[Website and app data records]
--------------------------------

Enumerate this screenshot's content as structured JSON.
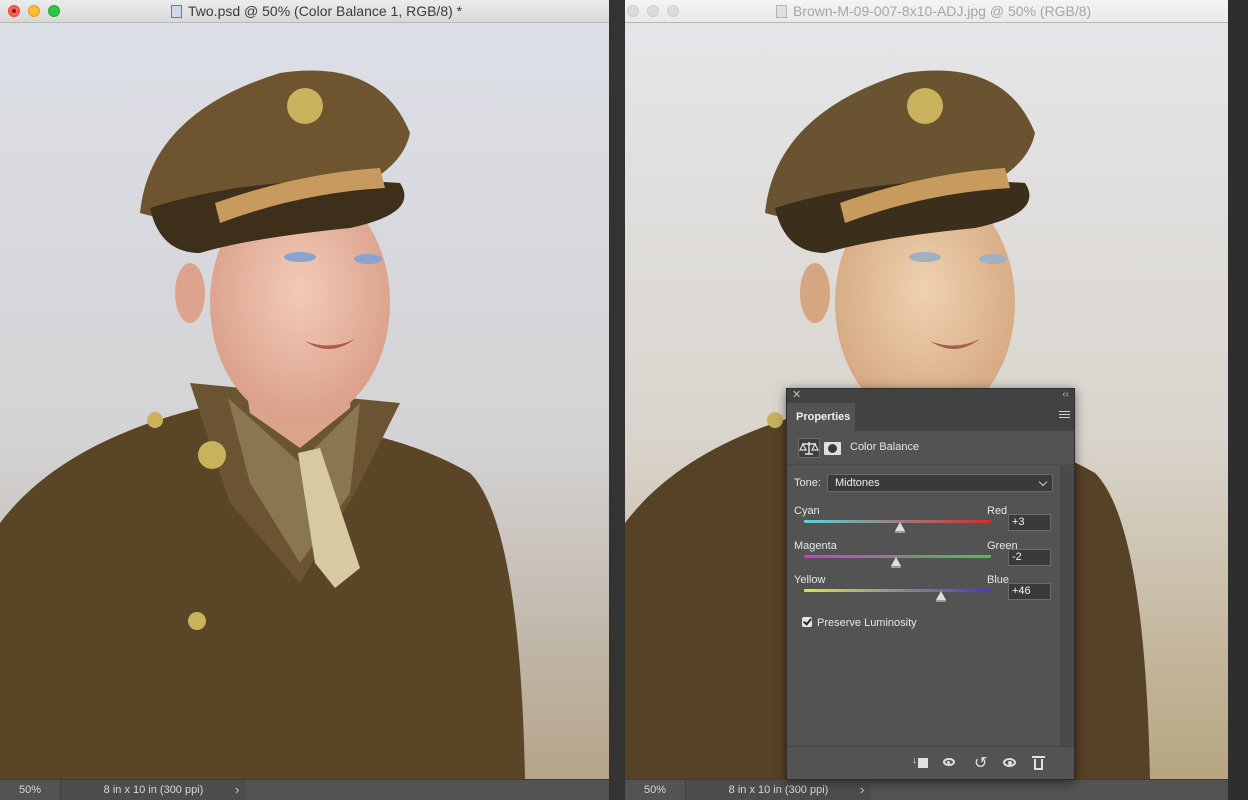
{
  "windows": {
    "left": {
      "title": "Two.psd @ 50% (Color Balance 1, RGB/8) *",
      "zoom": "50%",
      "doc_size": "8 in x 10 in (300 ppi)"
    },
    "right": {
      "title": "Brown-M-09-007-8x10-ADJ.jpg @ 50% (RGB/8)",
      "zoom": "50%",
      "doc_size": "8 in x 10 in (300 ppi)"
    }
  },
  "properties_panel": {
    "tab_label": "Properties",
    "adjustment_title": "Color Balance",
    "tone_label": "Tone:",
    "tone_value": "Midtones",
    "sliders": [
      {
        "left": "Cyan",
        "right": "Red",
        "value": "+3",
        "amount": 3,
        "colors": [
          "#5fd3d6",
          "#d22c2c"
        ]
      },
      {
        "left": "Magenta",
        "right": "Green",
        "value": "-2",
        "amount": -2,
        "colors": [
          "#d03ad3",
          "#3fcb3f"
        ]
      },
      {
        "left": "Yellow",
        "right": "Blue",
        "value": "+46",
        "amount": 46,
        "colors": [
          "#e8e23a",
          "#3a3ad8"
        ]
      }
    ],
    "preserve_luminosity": {
      "label": "Preserve Luminosity",
      "checked": true
    }
  }
}
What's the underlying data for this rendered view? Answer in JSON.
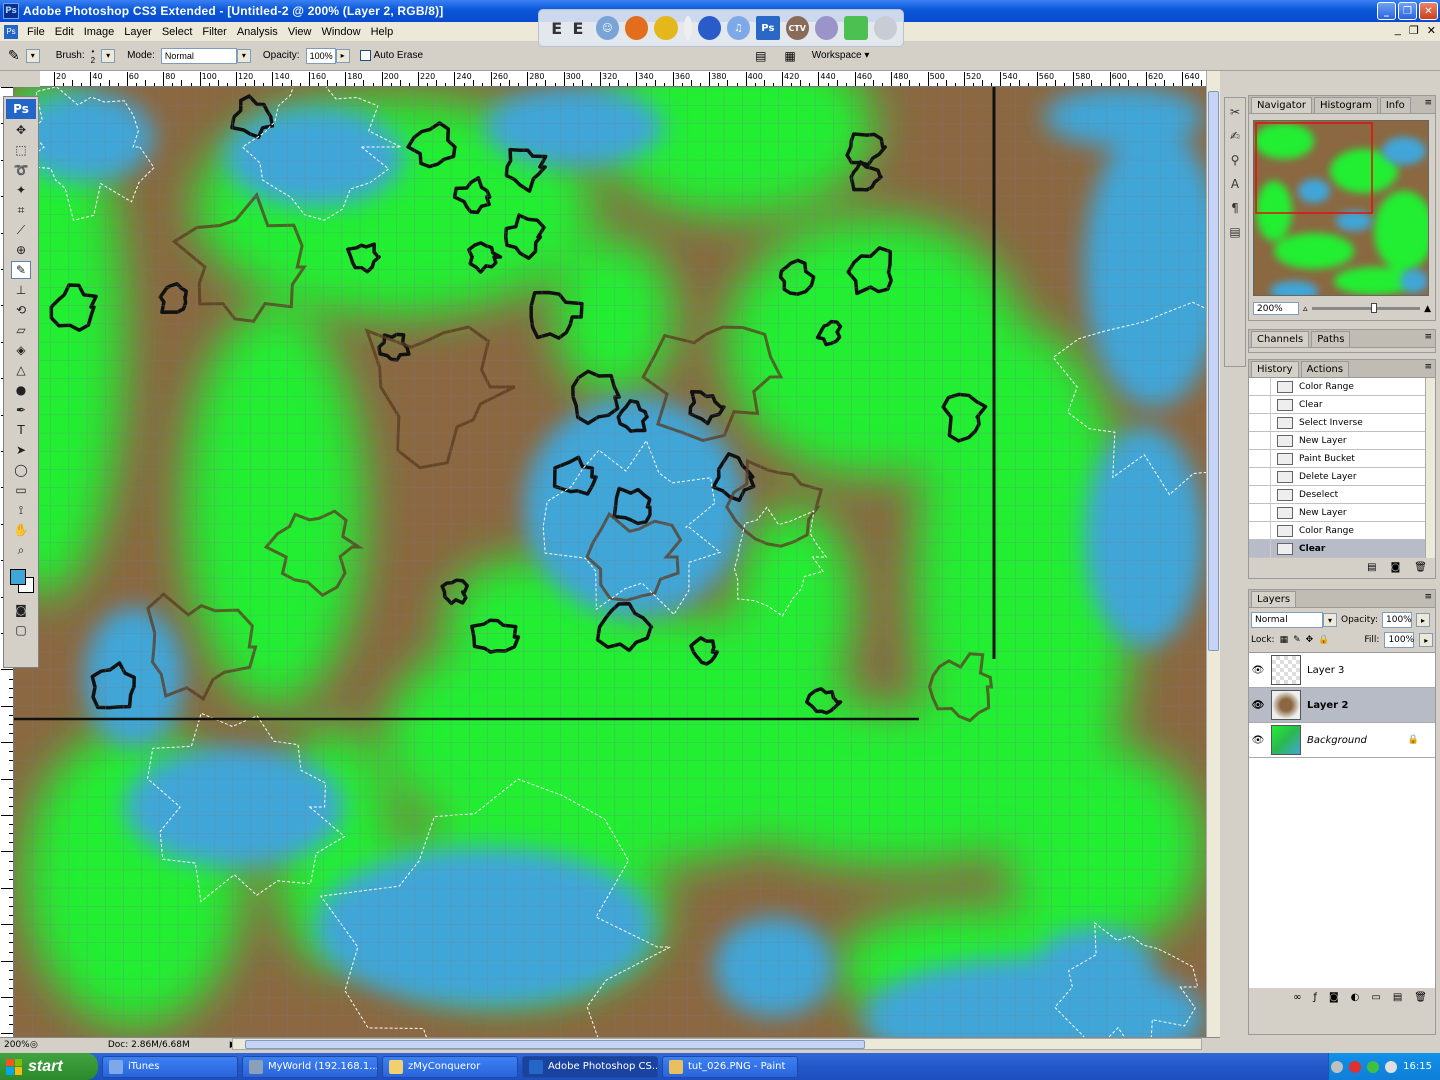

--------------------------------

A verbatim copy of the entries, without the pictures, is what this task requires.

Enumerate this screenshot's content as structured JSON.
{
  "windows": {
    "left": {
      "title": "Two.psd @ 50% (Color Balance 1, RGB/8) *",
      "zoom": "50%",
      "doc_size": "8 in x 10 in (300 ppi)"
    },
    "right": {
      "title": "Brown-M-09-007-8x10-ADJ.jpg @ 50% (RGB/8)",
      "zoom": "50%",
      "doc_size": "8 in x 10 in (300 ppi)"
    }
  },
  "properties_panel": {
    "tab_label": "Properties",
    "adjustment_title": "Color Balance",
    "tone_label": "Tone:",
    "tone_value": "Midtones",
    "sliders": [
      {
        "left": "Cyan",
        "right": "Red",
        "value": "+3",
        "amount": 3,
        "colors": [
          "#5fd3d6",
          "#d22c2c"
        ]
      },
      {
        "left": "Magenta",
        "right": "Green",
        "value": "-2",
        "amount": -2,
        "colors": [
          "#d03ad3",
          "#3fcb3f"
        ]
      },
      {
        "left": "Yellow",
        "right": "Blue",
        "value": "+46",
        "amount": 46,
        "colors": [
          "#e8e23a",
          "#3a3ad8"
        ]
      }
    ],
    "preserve_luminosity": {
      "label": "Preserve Luminosity",
      "checked": true
    }
  }
}
What's the underlying data for this rendered view? Answer in JSON.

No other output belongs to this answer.